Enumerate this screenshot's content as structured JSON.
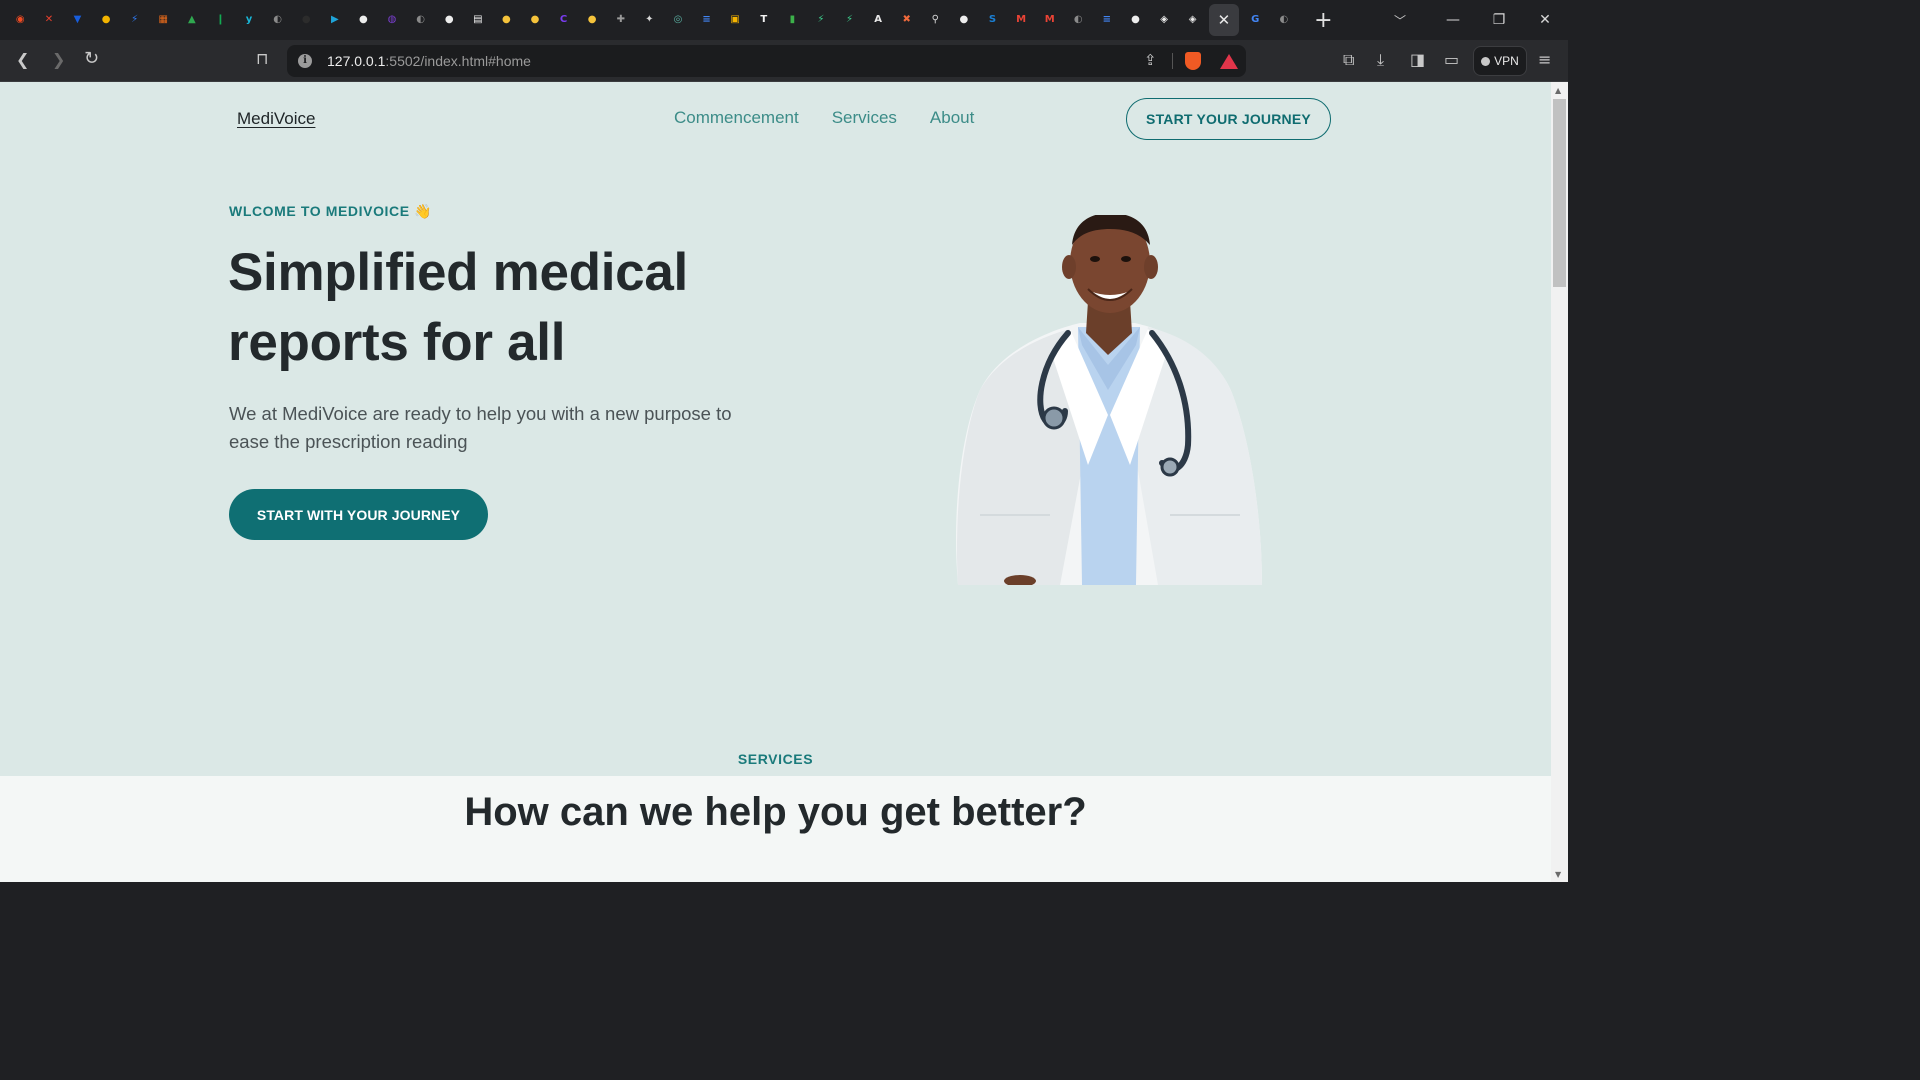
{
  "browser": {
    "favicons": [
      {
        "icon": "brave-tab-icon",
        "color": "#f04b23",
        "glyph": "◉"
      },
      {
        "icon": "arrow-tab-icon",
        "color": "#e8402d",
        "glyph": "✕"
      },
      {
        "icon": "bitwarden-tab-icon",
        "color": "#175ddc",
        "glyph": "▼"
      },
      {
        "icon": "chrome-tab-icon",
        "color": "#f3b400",
        "glyph": "●"
      },
      {
        "icon": "bolt-tab-icon",
        "color": "#2f7bf5",
        "glyph": "⚡"
      },
      {
        "icon": "brick-tab-icon",
        "color": "#e86a1a",
        "glyph": "▦"
      },
      {
        "icon": "drive-tab-icon",
        "color": "#2fa84f",
        "glyph": "▲"
      },
      {
        "icon": "leaf-tab-icon",
        "color": "#13aa52",
        "glyph": "❙"
      },
      {
        "icon": "y-tab-icon",
        "color": "#19b5d6",
        "glyph": "y"
      },
      {
        "icon": "globe-tab-icon",
        "color": "#8a8a8a",
        "glyph": "◐"
      },
      {
        "icon": "dark-tab-icon",
        "color": "#2c2c2c",
        "glyph": "●"
      },
      {
        "icon": "play-tab-icon",
        "color": "#1fa4d9",
        "glyph": "▶"
      },
      {
        "icon": "github-tab-icon",
        "color": "#ededed",
        "glyph": "●"
      },
      {
        "icon": "onenote-tab-icon",
        "color": "#7b3fd1",
        "glyph": "◍"
      },
      {
        "icon": "globe-tab-icon",
        "color": "#8a8a8a",
        "glyph": "◐"
      },
      {
        "icon": "github-tab-icon",
        "color": "#ededed",
        "glyph": "●"
      },
      {
        "icon": "page-tab-icon",
        "color": "#f2f2f2",
        "glyph": "▤"
      },
      {
        "icon": "ghost-tab-icon",
        "color": "#f5c33b",
        "glyph": "●"
      },
      {
        "icon": "ghost-tab-icon",
        "color": "#f5c33b",
        "glyph": "●"
      },
      {
        "icon": "c-tab-icon",
        "color": "#7a3cf0",
        "glyph": "C"
      },
      {
        "icon": "ghost-tab-icon",
        "color": "#f5c33b",
        "glyph": "●"
      },
      {
        "icon": "plus-tile-tab-icon",
        "color": "#9a9a9a",
        "glyph": "✚"
      },
      {
        "icon": "sparkle-tab-icon",
        "color": "#d8d8d8",
        "glyph": "✦"
      },
      {
        "icon": "openai-tab-icon",
        "color": "#5cb3a5",
        "glyph": "◎"
      },
      {
        "icon": "docs-tab-icon",
        "color": "#4285f4",
        "glyph": "≡"
      },
      {
        "icon": "slides-tab-icon",
        "color": "#f5b400",
        "glyph": "▣"
      },
      {
        "icon": "tv-tab-icon",
        "color": "#f2f2f2",
        "glyph": "T"
      },
      {
        "icon": "bar-chart-tab-icon",
        "color": "#3cb14a",
        "glyph": "▮"
      },
      {
        "icon": "supabase-tab-icon",
        "color": "#3ecf8e",
        "glyph": "⚡"
      },
      {
        "icon": "supabase-tab-icon",
        "color": "#3ecf8e",
        "glyph": "⚡"
      },
      {
        "icon": "a-tab-icon",
        "color": "#e8e8e8",
        "glyph": "A"
      },
      {
        "icon": "tools-tab-icon",
        "color": "#f06a3c",
        "glyph": "✖"
      },
      {
        "icon": "zoom-tab-icon",
        "color": "#d8d8d8",
        "glyph": "⚲"
      },
      {
        "icon": "github-tab-icon",
        "color": "#ededed",
        "glyph": "●"
      },
      {
        "icon": "sap-tab-icon",
        "color": "#1a7fd4",
        "glyph": "S"
      },
      {
        "icon": "gmail-tab-icon",
        "color": "#ea4335",
        "glyph": "M"
      },
      {
        "icon": "gmail-tab-icon",
        "color": "#ea4335",
        "glyph": "M"
      },
      {
        "icon": "globe-tab-icon",
        "color": "#8a8a8a",
        "glyph": "◐"
      },
      {
        "icon": "docs-tab-icon",
        "color": "#4285f4",
        "glyph": "≡"
      },
      {
        "icon": "github-tab-icon",
        "color": "#ededed",
        "glyph": "●"
      },
      {
        "icon": "codepen-tab-icon",
        "color": "#ededed",
        "glyph": "◈"
      },
      {
        "icon": "codepen-tab-icon",
        "color": "#ededed",
        "glyph": "◈"
      }
    ],
    "active_tab_close": "✕",
    "trailing_favicons": [
      {
        "icon": "google-tab-icon",
        "color": "#4285f4",
        "glyph": "G"
      },
      {
        "icon": "globe-tab-icon",
        "color": "#8a8a8a",
        "glyph": "◐"
      }
    ],
    "new_tab": "+",
    "url_host": "127.0.0.1",
    "url_rest": ":5502/index.html#home",
    "vpn_label": "VPN"
  },
  "page": {
    "logo": "MediVoice",
    "nav": [
      "Commencement",
      "Services",
      "About"
    ],
    "cta_top": "START YOUR JOURNEY",
    "hero": {
      "eyebrow": "WLCOME TO MEDIVOICE",
      "eyebrow_emoji": "👋",
      "title": "Simplified medical reports for all",
      "subtitle": "We at MediVoice are ready to help you with a new purpose to ease the prescription reading",
      "cta": "START WITH YOUR JOURNEY"
    },
    "services": {
      "eyebrow": "SERVICES",
      "title": "How can we help you get better?"
    }
  },
  "colors": {
    "page_bg": "#dbe8e6",
    "brand_teal": "#0f6f73",
    "nav_text": "#3c8c88",
    "heading": "#23292c"
  }
}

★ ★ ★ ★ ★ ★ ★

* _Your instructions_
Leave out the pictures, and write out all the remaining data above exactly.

* _Response_
Enumerate this screenshot's content as structured JSON.
{
  "browser": {
    "favicons": [
      {
        "icon": "brave-tab-icon",
        "color": "#f04b23",
        "glyph": "◉"
      },
      {
        "icon": "arrow-tab-icon",
        "color": "#e8402d",
        "glyph": "✕"
      },
      {
        "icon": "bitwarden-tab-icon",
        "color": "#175ddc",
        "glyph": "▼"
      },
      {
        "icon": "chrome-tab-icon",
        "color": "#f3b400",
        "glyph": "●"
      },
      {
        "icon": "bolt-tab-icon",
        "color": "#2f7bf5",
        "glyph": "⚡"
      },
      {
        "icon": "brick-tab-icon",
        "color": "#e86a1a",
        "glyph": "▦"
      },
      {
        "icon": "drive-tab-icon",
        "color": "#2fa84f",
        "glyph": "▲"
      },
      {
        "icon": "leaf-tab-icon",
        "color": "#13aa52",
        "glyph": "❙"
      },
      {
        "icon": "y-tab-icon",
        "color": "#19b5d6",
        "glyph": "y"
      },
      {
        "icon": "globe-tab-icon",
        "color": "#8a8a8a",
        "glyph": "◐"
      },
      {
        "icon": "dark-tab-icon",
        "color": "#2c2c2c",
        "glyph": "●"
      },
      {
        "icon": "play-tab-icon",
        "color": "#1fa4d9",
        "glyph": "▶"
      },
      {
        "icon": "github-tab-icon",
        "color": "#ededed",
        "glyph": "●"
      },
      {
        "icon": "onenote-tab-icon",
        "color": "#7b3fd1",
        "glyph": "◍"
      },
      {
        "icon": "globe-tab-icon",
        "color": "#8a8a8a",
        "glyph": "◐"
      },
      {
        "icon": "github-tab-icon",
        "color": "#ededed",
        "glyph": "●"
      },
      {
        "icon": "page-tab-icon",
        "color": "#f2f2f2",
        "glyph": "▤"
      },
      {
        "icon": "ghost-tab-icon",
        "color": "#f5c33b",
        "glyph": "●"
      },
      {
        "icon": "ghost-tab-icon",
        "color": "#f5c33b",
        "glyph": "●"
      },
      {
        "icon": "c-tab-icon",
        "color": "#7a3cf0",
        "glyph": "C"
      },
      {
        "icon": "ghost-tab-icon",
        "color": "#f5c33b",
        "glyph": "●"
      },
      {
        "icon": "plus-tile-tab-icon",
        "color": "#9a9a9a",
        "glyph": "✚"
      },
      {
        "icon": "sparkle-tab-icon",
        "color": "#d8d8d8",
        "glyph": "✦"
      },
      {
        "icon": "openai-tab-icon",
        "color": "#5cb3a5",
        "glyph": "◎"
      },
      {
        "icon": "docs-tab-icon",
        "color": "#4285f4",
        "glyph": "≡"
      },
      {
        "icon": "slides-tab-icon",
        "color": "#f5b400",
        "glyph": "▣"
      },
      {
        "icon": "tv-tab-icon",
        "color": "#f2f2f2",
        "glyph": "T"
      },
      {
        "icon": "bar-chart-tab-icon",
        "color": "#3cb14a",
        "glyph": "▮"
      },
      {
        "icon": "supabase-tab-icon",
        "color": "#3ecf8e",
        "glyph": "⚡"
      },
      {
        "icon": "supabase-tab-icon",
        "color": "#3ecf8e",
        "glyph": "⚡"
      },
      {
        "icon": "a-tab-icon",
        "color": "#e8e8e8",
        "glyph": "A"
      },
      {
        "icon": "tools-tab-icon",
        "color": "#f06a3c",
        "glyph": "✖"
      },
      {
        "icon": "zoom-tab-icon",
        "color": "#d8d8d8",
        "glyph": "⚲"
      },
      {
        "icon": "github-tab-icon",
        "color": "#ededed",
        "glyph": "●"
      },
      {
        "icon": "sap-tab-icon",
        "color": "#1a7fd4",
        "glyph": "S"
      },
      {
        "icon": "gmail-tab-icon",
        "color": "#ea4335",
        "glyph": "M"
      },
      {
        "icon": "gmail-tab-icon",
        "color": "#ea4335",
        "glyph": "M"
      },
      {
        "icon": "globe-tab-icon",
        "color": "#8a8a8a",
        "glyph": "◐"
      },
      {
        "icon": "docs-tab-icon",
        "color": "#4285f4",
        "glyph": "≡"
      },
      {
        "icon": "github-tab-icon",
        "color": "#ededed",
        "glyph": "●"
      },
      {
        "icon": "codepen-tab-icon",
        "color": "#ededed",
        "glyph": "◈"
      },
      {
        "icon": "codepen-tab-icon",
        "color": "#ededed",
        "glyph": "◈"
      }
    ],
    "active_tab_close": "✕",
    "trailing_favicons": [
      {
        "icon": "google-tab-icon",
        "color": "#4285f4",
        "glyph": "G"
      },
      {
        "icon": "globe-tab-icon",
        "color": "#8a8a8a",
        "glyph": "◐"
      }
    ],
    "new_tab": "+",
    "url_host": "127.0.0.1",
    "url_rest": ":5502/index.html#home",
    "vpn_label": "VPN"
  },
  "page": {
    "logo": "MediVoice",
    "nav": [
      "Commencement",
      "Services",
      "About"
    ],
    "cta_top": "START YOUR JOURNEY",
    "hero": {
      "eyebrow": "WLCOME TO MEDIVOICE",
      "eyebrow_emoji": "👋",
      "title": "Simplified medical reports for all",
      "subtitle": "We at MediVoice are ready to help you with a new purpose to ease the prescription reading",
      "cta": "START WITH YOUR JOURNEY"
    },
    "services": {
      "eyebrow": "SERVICES",
      "title": "How can we help you get better?"
    }
  },
  "colors": {
    "page_bg": "#dbe8e6",
    "brand_teal": "#0f6f73",
    "nav_text": "#3c8c88",
    "heading": "#23292c"
  }
}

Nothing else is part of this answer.